While the defense struggled with injuries last year, including one to former starting defensive tackle Kevin Vickerson, Knighton stepped up and took on a leadership role. He didn’t expect to be named defensive captain and explained that there were many other members of the defense who are just as deserving as him.
The last time Knighton was named captain of a team was when he was a senior at Temple University. But, he said being a captain at the professional level is very different from college.
“College was a little different because if you were the most talented guy and you got seniority, you are going to get that but in the NFL it’s more of a responsibility, means a little bit more and you represent—you represent the Broncos, you are one of the faces of the team and you just have to hold yourself to a higher standard whether it’s in the weight room, the film room, in public, addressing the media, things like that,” he said.
Thomas echoed similar sentiments to Knighton-- saying that so many of the members of the offense that line up with him are also deserving of the honor and that he also didn’t expect to be voted as captain.
While Knighton is ready and willing to speak his mind at any time, Thomas describes himself as a “lead by example” player. He feels that this honor creates a new role for him- a role that he embraces.
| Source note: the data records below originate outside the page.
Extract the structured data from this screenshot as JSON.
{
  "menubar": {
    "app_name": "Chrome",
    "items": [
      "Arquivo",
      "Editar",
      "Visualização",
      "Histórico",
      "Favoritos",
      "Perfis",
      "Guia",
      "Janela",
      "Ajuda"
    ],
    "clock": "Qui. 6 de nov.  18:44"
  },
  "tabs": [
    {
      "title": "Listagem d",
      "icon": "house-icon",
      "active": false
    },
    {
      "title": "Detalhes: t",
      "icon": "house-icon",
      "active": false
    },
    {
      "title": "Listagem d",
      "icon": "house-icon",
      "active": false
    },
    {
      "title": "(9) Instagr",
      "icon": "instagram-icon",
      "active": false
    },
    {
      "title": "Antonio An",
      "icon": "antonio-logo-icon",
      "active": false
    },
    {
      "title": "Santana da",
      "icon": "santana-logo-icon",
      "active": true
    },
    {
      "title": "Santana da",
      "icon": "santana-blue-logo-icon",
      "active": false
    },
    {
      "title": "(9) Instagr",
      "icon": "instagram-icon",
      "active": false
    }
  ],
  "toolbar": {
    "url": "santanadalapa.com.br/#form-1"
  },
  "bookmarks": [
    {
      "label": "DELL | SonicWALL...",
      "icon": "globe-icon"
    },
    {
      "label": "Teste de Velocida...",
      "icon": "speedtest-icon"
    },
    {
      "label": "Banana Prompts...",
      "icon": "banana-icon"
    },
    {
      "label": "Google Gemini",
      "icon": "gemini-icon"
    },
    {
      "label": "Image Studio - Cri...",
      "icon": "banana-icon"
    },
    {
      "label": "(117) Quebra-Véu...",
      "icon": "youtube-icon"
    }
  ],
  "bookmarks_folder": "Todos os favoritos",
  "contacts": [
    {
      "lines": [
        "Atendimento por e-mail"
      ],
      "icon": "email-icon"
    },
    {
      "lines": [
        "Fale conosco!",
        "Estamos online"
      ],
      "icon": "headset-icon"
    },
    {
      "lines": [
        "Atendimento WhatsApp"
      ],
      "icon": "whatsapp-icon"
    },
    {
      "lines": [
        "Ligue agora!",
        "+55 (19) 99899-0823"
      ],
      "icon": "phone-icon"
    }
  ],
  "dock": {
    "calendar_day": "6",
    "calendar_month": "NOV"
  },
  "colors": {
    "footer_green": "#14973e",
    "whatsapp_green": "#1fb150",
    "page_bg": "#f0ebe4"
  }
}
Former Bronco Champ Bailey was the team captain for seven seasons and Thomas said his leadership style is similar to his: quiet, but doing everything possible to prepare his teammates for game day. But, he has a fellow captain who he is working to emulate.
“To tell you the truth, I kind of want to be like Peyton,” Thomas said. “I feel like it’s going to be hard for me to say stuff, because he’s always saying, ‘This is what we need to do to make it better,’ or whatever. But I always watched Peyton since he’s been here.”
“Before Peyton, I watched a couple other guys. I used to watch [QB] Kyle Orton when I first got here because he was my first quarterback. That was about it. You know, [S] Brian Dawkins, [CB] Champ Bailey. Champ was quiet, but I felt like he was a leader. Everybody paid attention to him.”
While the newly named team captains were surprised to receive the votes of their teammates, neither are taking the responsibility of wearing the “C” on their jerseys lightly.